The second alternative is salad. Again, several ingredients are combined to make a single dish. However, in a salad each ingredient maintains its unique character. Together, the tomatoes, celery, and onions make up the whole dish yet their individual flavors remain identifiable. How does the model of the salad explain the nature of our unity in diversity? As we unite with the Absolute do we maintain our unique identity as Bill and Mary and Sue?
That is a profound question; one whose answer will give us a clue as to whom and what we are at our very core. What is the nature of our soul? It is a profound question; it is an interesting question, but at the level of practical living, it is an unimportant question.
Our job as human beings is to love! Love ourselves, love each other including the apparently unlovable, and to love our Creator. Our job is to be grateful, to appreciate, and enjoy the many blessings we have received. However, we have been endowed with a curious mind that takes pleasure in philosophical pursuits. So, it is not surprising that we wonder about our ultimate nature and purpose of our existence. It is human nature, the source of great enjoyment, and also a great blessing.
Therefore, I take great pleasure in presenting you a third alternative. We are sort of soup and sort of salad, much like vegetable soup. In vegetable soup, each ingredient contributes some flavor to the broth. At the same time, each ingredient maintains its own identity and unique contribution, but, and this is important, it is softened in the cooking process.
We, like vegetable soup, are cooked by life and the experiences we encounter. The fact that life cooks us is experientially apparent, obvious to every one. As Shakespeare said, we are all faced with the "slings and arrows of outrageous fortune." We know that life has an ability to cook and soften us. We also know that the process, no matter how painful, moves us toward a greater connection with ourselves and with our Higher Power.

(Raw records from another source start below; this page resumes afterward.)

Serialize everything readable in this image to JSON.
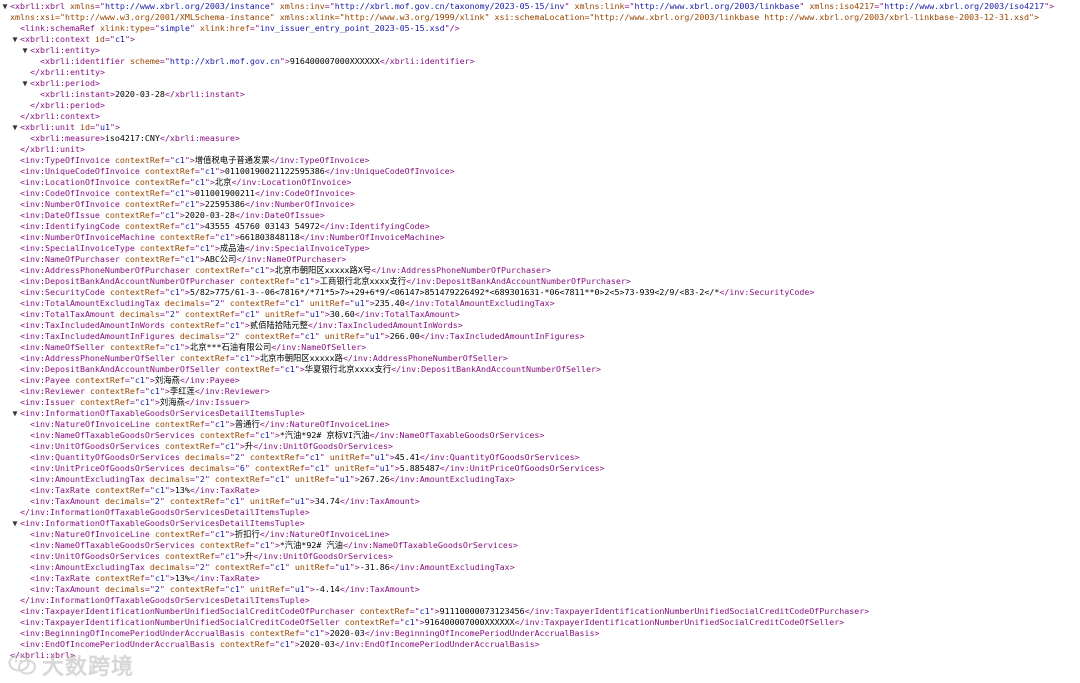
{
  "watermark": {
    "text": "大数跨境",
    "icon": "wechat-logo-icon"
  },
  "colors": {
    "tag": "#881280",
    "attr_name": "#994500",
    "attr_value": "#1a1aa6",
    "text": "#000000",
    "background": "#ffffff"
  },
  "lines": [
    {
      "ind": 0,
      "tg": "▼",
      "k": "o",
      "n": "xbrli:xbrl",
      "a": [
        [
          "xmlns",
          "http://www.xbrl.org/2003/instance"
        ],
        [
          "xmlns:inv",
          "http://xbrl.mof.gov.cn/taxonomy/2023-05-15/inv"
        ],
        [
          "xmlns:link",
          "http://www.xbrl.org/2003/linkbase"
        ],
        [
          "xmlns:iso4217",
          "http://www.xbrl.org/2003/iso4217"
        ]
      ]
    },
    {
      "ind": 0,
      "k": "c",
      "x": "xmlns:xsi=\"http://www.w3.org/2001/XMLSchema-instance\" xmlns:xlink=\"http://www.w3.org/1999/xlink\" xsi:schemaLocation=\"http://www.xbrl.org/2003/linkbase http://www.xbrl.org/2003/xbrl-linkbase-2003-12-31.xsd\">"
    },
    {
      "ind": 1,
      "k": "s",
      "n": "link:schemaRef",
      "a": [
        [
          "xlink:type",
          "simple"
        ],
        [
          "xlink:href",
          "inv_issuer_entry_point_2023-05-15.xsd"
        ]
      ]
    },
    {
      "ind": 1,
      "tg": "▼",
      "k": "o",
      "n": "xbrli:context",
      "a": [
        [
          "id",
          "c1"
        ]
      ]
    },
    {
      "ind": 2,
      "tg": "▼",
      "k": "o",
      "n": "xbrli:entity"
    },
    {
      "ind": 3,
      "k": "e",
      "n": "xbrli:identifier",
      "a": [
        [
          "scheme",
          "http://xbrl.mof.gov.cn"
        ]
      ],
      "v": "916400007000XXXXXX"
    },
    {
      "ind": 2,
      "k": "x",
      "n": "xbrli:entity"
    },
    {
      "ind": 2,
      "tg": "▼",
      "k": "o",
      "n": "xbrli:period"
    },
    {
      "ind": 3,
      "k": "e",
      "n": "xbrli:instant",
      "v": "2020-03-28"
    },
    {
      "ind": 2,
      "k": "x",
      "n": "xbrli:period"
    },
    {
      "ind": 1,
      "k": "x",
      "n": "xbrli:context"
    },
    {
      "ind": 1,
      "tg": "▼",
      "k": "o",
      "n": "xbrli:unit",
      "a": [
        [
          "id",
          "u1"
        ]
      ]
    },
    {
      "ind": 2,
      "k": "e",
      "n": "xbrli:measure",
      "v": "iso4217:CNY"
    },
    {
      "ind": 1,
      "k": "x",
      "n": "xbrli:unit"
    },
    {
      "ind": 1,
      "k": "e",
      "n": "inv:TypeOfInvoice",
      "a": [
        [
          "contextRef",
          "c1"
        ]
      ],
      "v": "增值税电子普通发票"
    },
    {
      "ind": 1,
      "k": "e",
      "n": "inv:UniqueCodeOfInvoice",
      "a": [
        [
          "contextRef",
          "c1"
        ]
      ],
      "v": "01100190021122595386"
    },
    {
      "ind": 1,
      "k": "e",
      "n": "inv:LocationOfInvoice",
      "a": [
        [
          "contextRef",
          "c1"
        ]
      ],
      "v": "北京"
    },
    {
      "ind": 1,
      "k": "e",
      "n": "inv:CodeOfInvoice",
      "a": [
        [
          "contextRef",
          "c1"
        ]
      ],
      "v": "011001900211"
    },
    {
      "ind": 1,
      "k": "e",
      "n": "inv:NumberOfInvoice",
      "a": [
        [
          "contextRef",
          "c1"
        ]
      ],
      "v": "22595386"
    },
    {
      "ind": 1,
      "k": "e",
      "n": "inv:DateOfIssue",
      "a": [
        [
          "contextRef",
          "c1"
        ]
      ],
      "v": "2020-03-28"
    },
    {
      "ind": 1,
      "k": "e",
      "n": "inv:IdentifyingCode",
      "a": [
        [
          "contextRef",
          "c1"
        ]
      ],
      "v": "43555 45760 03143 54972"
    },
    {
      "ind": 1,
      "k": "e",
      "n": "inv:NumberOfInvoiceMachine",
      "a": [
        [
          "contextRef",
          "c1"
        ]
      ],
      "v": "661803848118"
    },
    {
      "ind": 1,
      "k": "e",
      "n": "inv:SpecialInvoiceType",
      "a": [
        [
          "contextRef",
          "c1"
        ]
      ],
      "v": "成品油"
    },
    {
      "ind": 1,
      "k": "e",
      "n": "inv:NameOfPurchaser",
      "a": [
        [
          "contextRef",
          "c1"
        ]
      ],
      "v": "ABC公司"
    },
    {
      "ind": 1,
      "k": "e",
      "n": "inv:AddressPhoneNumberOfPurchaser",
      "a": [
        [
          "contextRef",
          "c1"
        ]
      ],
      "v": "北京市朝阳区xxxxx路X号"
    },
    {
      "ind": 1,
      "k": "e",
      "n": "inv:DepositBankAndAccountNumberOfPurchaser",
      "a": [
        [
          "contextRef",
          "c1"
        ]
      ],
      "v": "工商银行北京xxxx支行"
    },
    {
      "ind": 1,
      "k": "e",
      "n": "inv:SecurityCode",
      "a": [
        [
          "contextRef",
          "c1"
        ]
      ],
      "v": "5/82>775/61-3--06<7816*/*71*5>7>+29+6*9/<06147>851479226492*<689301631-*06<7811**0>2<5>73-939<2/9/<83-2</*"
    },
    {
      "ind": 1,
      "k": "e",
      "n": "inv:TotalAmountExcludingTax",
      "a": [
        [
          "decimals",
          "2"
        ],
        [
          "contextRef",
          "c1"
        ],
        [
          "unitRef",
          "u1"
        ]
      ],
      "v": "235.40"
    },
    {
      "ind": 1,
      "k": "e",
      "n": "inv:TotalTaxAmount",
      "a": [
        [
          "decimals",
          "2"
        ],
        [
          "contextRef",
          "c1"
        ],
        [
          "unitRef",
          "u1"
        ]
      ],
      "v": "30.60"
    },
    {
      "ind": 1,
      "k": "e",
      "n": "inv:TaxIncludedAmountInWords",
      "a": [
        [
          "contextRef",
          "c1"
        ]
      ],
      "v": "贰佰陆拾陆元整"
    },
    {
      "ind": 1,
      "k": "e",
      "n": "inv:TaxIncludedAmountInFigures",
      "a": [
        [
          "decimals",
          "2"
        ],
        [
          "contextRef",
          "c1"
        ],
        [
          "unitRef",
          "u1"
        ]
      ],
      "v": "266.00"
    },
    {
      "ind": 1,
      "k": "e",
      "n": "inv:NameOfSeller",
      "a": [
        [
          "contextRef",
          "c1"
        ]
      ],
      "v": "北京***石油有限公司"
    },
    {
      "ind": 1,
      "k": "e",
      "n": "inv:AddressPhoneNumberOfSeller",
      "a": [
        [
          "contextRef",
          "c1"
        ]
      ],
      "v": "北京市朝阳区xxxxx路"
    },
    {
      "ind": 1,
      "k": "e",
      "n": "inv:DepositBankAndAccountNumberOfSeller",
      "a": [
        [
          "contextRef",
          "c1"
        ]
      ],
      "v": "华夏银行北京xxxx支行"
    },
    {
      "ind": 1,
      "k": "e",
      "n": "inv:Payee",
      "a": [
        [
          "contextRef",
          "c1"
        ]
      ],
      "v": "刘海燕"
    },
    {
      "ind": 1,
      "k": "e",
      "n": "inv:Reviewer",
      "a": [
        [
          "contextRef",
          "c1"
        ]
      ],
      "v": "李红莲"
    },
    {
      "ind": 1,
      "k": "e",
      "n": "inv:Issuer",
      "a": [
        [
          "contextRef",
          "c1"
        ]
      ],
      "v": "刘海燕"
    },
    {
      "ind": 1,
      "tg": "▼",
      "k": "o",
      "n": "inv:InformationOfTaxableGoodsOrServicesDetailItemsTuple"
    },
    {
      "ind": 2,
      "k": "e",
      "n": "inv:NatureOfInvoiceLine",
      "a": [
        [
          "contextRef",
          "c1"
        ]
      ],
      "v": "普通行"
    },
    {
      "ind": 2,
      "k": "e",
      "n": "inv:NameOfTaxableGoodsOrServices",
      "a": [
        [
          "contextRef",
          "c1"
        ]
      ],
      "v": "*汽油*92# 京标VI汽油"
    },
    {
      "ind": 2,
      "k": "e",
      "n": "inv:UnitOfGoodsOrServices",
      "a": [
        [
          "contextRef",
          "c1"
        ]
      ],
      "v": "升"
    },
    {
      "ind": 2,
      "k": "e",
      "n": "inv:QuantityOfGoodsOrServices",
      "a": [
        [
          "decimals",
          "2"
        ],
        [
          "contextRef",
          "c1"
        ],
        [
          "unitRef",
          "u1"
        ]
      ],
      "v": "45.41"
    },
    {
      "ind": 2,
      "k": "e",
      "n": "inv:UnitPriceOfGoodsOrServices",
      "a": [
        [
          "decimals",
          "6"
        ],
        [
          "contextRef",
          "c1"
        ],
        [
          "unitRef",
          "u1"
        ]
      ],
      "v": "5.885487"
    },
    {
      "ind": 2,
      "k": "e",
      "n": "inv:AmountExcludingTax",
      "a": [
        [
          "decimals",
          "2"
        ],
        [
          "contextRef",
          "c1"
        ],
        [
          "unitRef",
          "u1"
        ]
      ],
      "v": "267.26"
    },
    {
      "ind": 2,
      "k": "e",
      "n": "inv:TaxRate",
      "a": [
        [
          "contextRef",
          "c1"
        ]
      ],
      "v": "13%"
    },
    {
      "ind": 2,
      "k": "e",
      "n": "inv:TaxAmount",
      "a": [
        [
          "decimals",
          "2"
        ],
        [
          "contextRef",
          "c1"
        ],
        [
          "unitRef",
          "u1"
        ]
      ],
      "v": "34.74"
    },
    {
      "ind": 1,
      "k": "x",
      "n": "inv:InformationOfTaxableGoodsOrServicesDetailItemsTuple"
    },
    {
      "ind": 1,
      "tg": "▼",
      "k": "o",
      "n": "inv:InformationOfTaxableGoodsOrServicesDetailItemsTuple"
    },
    {
      "ind": 2,
      "k": "e",
      "n": "inv:NatureOfInvoiceLine",
      "a": [
        [
          "contextRef",
          "c1"
        ]
      ],
      "v": "折扣行"
    },
    {
      "ind": 2,
      "k": "e",
      "n": "inv:NameOfTaxableGoodsOrServices",
      "a": [
        [
          "contextRef",
          "c1"
        ]
      ],
      "v": "*汽油*92# 汽油"
    },
    {
      "ind": 2,
      "k": "e",
      "n": "inv:UnitOfGoodsOrServices",
      "a": [
        [
          "contextRef",
          "c1"
        ]
      ],
      "v": "升"
    },
    {
      "ind": 2,
      "k": "e",
      "n": "inv:AmountExcludingTax",
      "a": [
        [
          "decimals",
          "2"
        ],
        [
          "contextRef",
          "c1"
        ],
        [
          "unitRef",
          "u1"
        ]
      ],
      "v": "-31.86"
    },
    {
      "ind": 2,
      "k": "e",
      "n": "inv:TaxRate",
      "a": [
        [
          "contextRef",
          "c1"
        ]
      ],
      "v": "13%"
    },
    {
      "ind": 2,
      "k": "e",
      "n": "inv:TaxAmount",
      "a": [
        [
          "decimals",
          "2"
        ],
        [
          "contextRef",
          "c1"
        ],
        [
          "unitRef",
          "u1"
        ]
      ],
      "v": "-4.14"
    },
    {
      "ind": 1,
      "k": "x",
      "n": "inv:InformationOfTaxableGoodsOrServicesDetailItemsTuple"
    },
    {
      "ind": 1,
      "k": "e",
      "n": "inv:TaxpayerIdentificationNumberUnifiedSocialCreditCodeOfPurchaser",
      "a": [
        [
          "contextRef",
          "c1"
        ]
      ],
      "v": "91110000073123456"
    },
    {
      "ind": 1,
      "k": "e",
      "n": "inv:TaxpayerIdentificationNumberUnifiedSocialCreditCodeOfSeller",
      "a": [
        [
          "contextRef",
          "c1"
        ]
      ],
      "v": "916400007000XXXXXX"
    },
    {
      "ind": 1,
      "k": "e",
      "n": "inv:BeginningOfIncomePeriodUnderAccrualBasis",
      "a": [
        [
          "contextRef",
          "c1"
        ]
      ],
      "v": "2020-03"
    },
    {
      "ind": 1,
      "k": "e",
      "n": "inv:EndOfIncomePeriodUnderAccrualBasis",
      "a": [
        [
          "contextRef",
          "c1"
        ]
      ],
      "v": "2020-03"
    },
    {
      "ind": 0,
      "k": "x",
      "n": "xbrli:xbrl"
    }
  ]
}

As we cook and as we soften, we yield our incredible, unique contribution to the broth of the Absolute. God would be lonely without us. I guess that means I believe that even as we are cooking and blending we maintain our divinely created uniqueness.
I have offered three different possible analogies rather than a definitive solution. That is because I am on the path, not yet at the place of Absolute Knowing. What do you think? Are we soup or salad or vegetable soup?